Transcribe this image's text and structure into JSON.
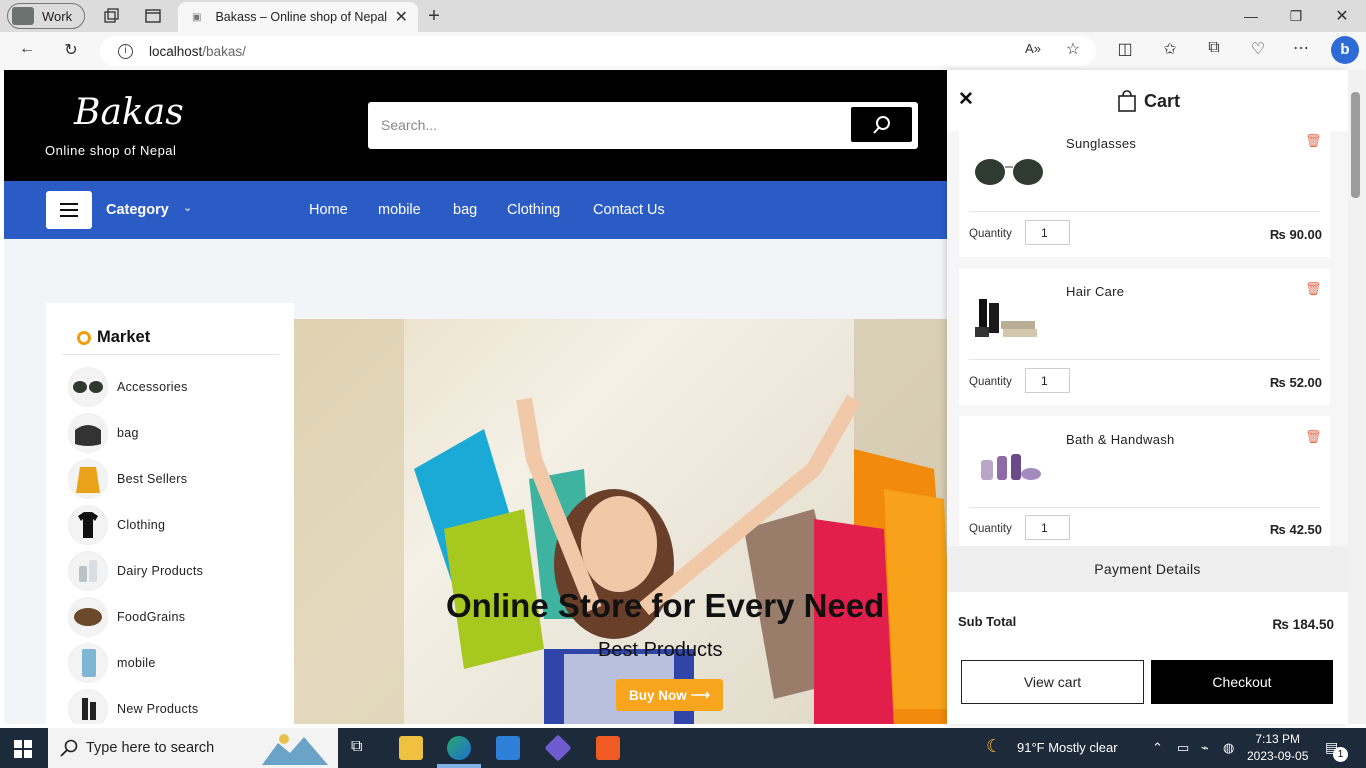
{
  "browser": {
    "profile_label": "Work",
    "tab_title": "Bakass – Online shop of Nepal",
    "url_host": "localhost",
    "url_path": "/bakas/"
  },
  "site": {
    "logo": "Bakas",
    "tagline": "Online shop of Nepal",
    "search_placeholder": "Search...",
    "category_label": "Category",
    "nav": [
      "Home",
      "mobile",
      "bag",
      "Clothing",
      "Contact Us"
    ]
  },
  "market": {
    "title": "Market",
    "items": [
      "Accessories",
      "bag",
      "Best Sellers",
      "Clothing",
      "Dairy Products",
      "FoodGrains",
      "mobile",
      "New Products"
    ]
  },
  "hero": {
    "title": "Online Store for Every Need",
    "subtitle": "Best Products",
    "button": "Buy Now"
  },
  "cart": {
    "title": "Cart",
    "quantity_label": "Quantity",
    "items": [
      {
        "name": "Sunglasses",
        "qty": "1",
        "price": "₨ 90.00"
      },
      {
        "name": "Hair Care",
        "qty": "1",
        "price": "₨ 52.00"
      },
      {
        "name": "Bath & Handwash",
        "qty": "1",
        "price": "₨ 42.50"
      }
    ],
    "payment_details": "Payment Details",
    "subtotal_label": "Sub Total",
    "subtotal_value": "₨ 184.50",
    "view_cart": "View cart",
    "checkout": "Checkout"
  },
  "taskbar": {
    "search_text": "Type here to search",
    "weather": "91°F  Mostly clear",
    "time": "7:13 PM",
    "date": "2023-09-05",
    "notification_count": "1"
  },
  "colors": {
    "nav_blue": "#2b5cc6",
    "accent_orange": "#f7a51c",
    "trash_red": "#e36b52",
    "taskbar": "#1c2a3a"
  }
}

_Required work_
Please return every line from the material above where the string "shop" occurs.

_Output of the exercise_
    "tab_title": "Bakass – Online shop of Nepal",
    "tagline": "Online shop of Nepal",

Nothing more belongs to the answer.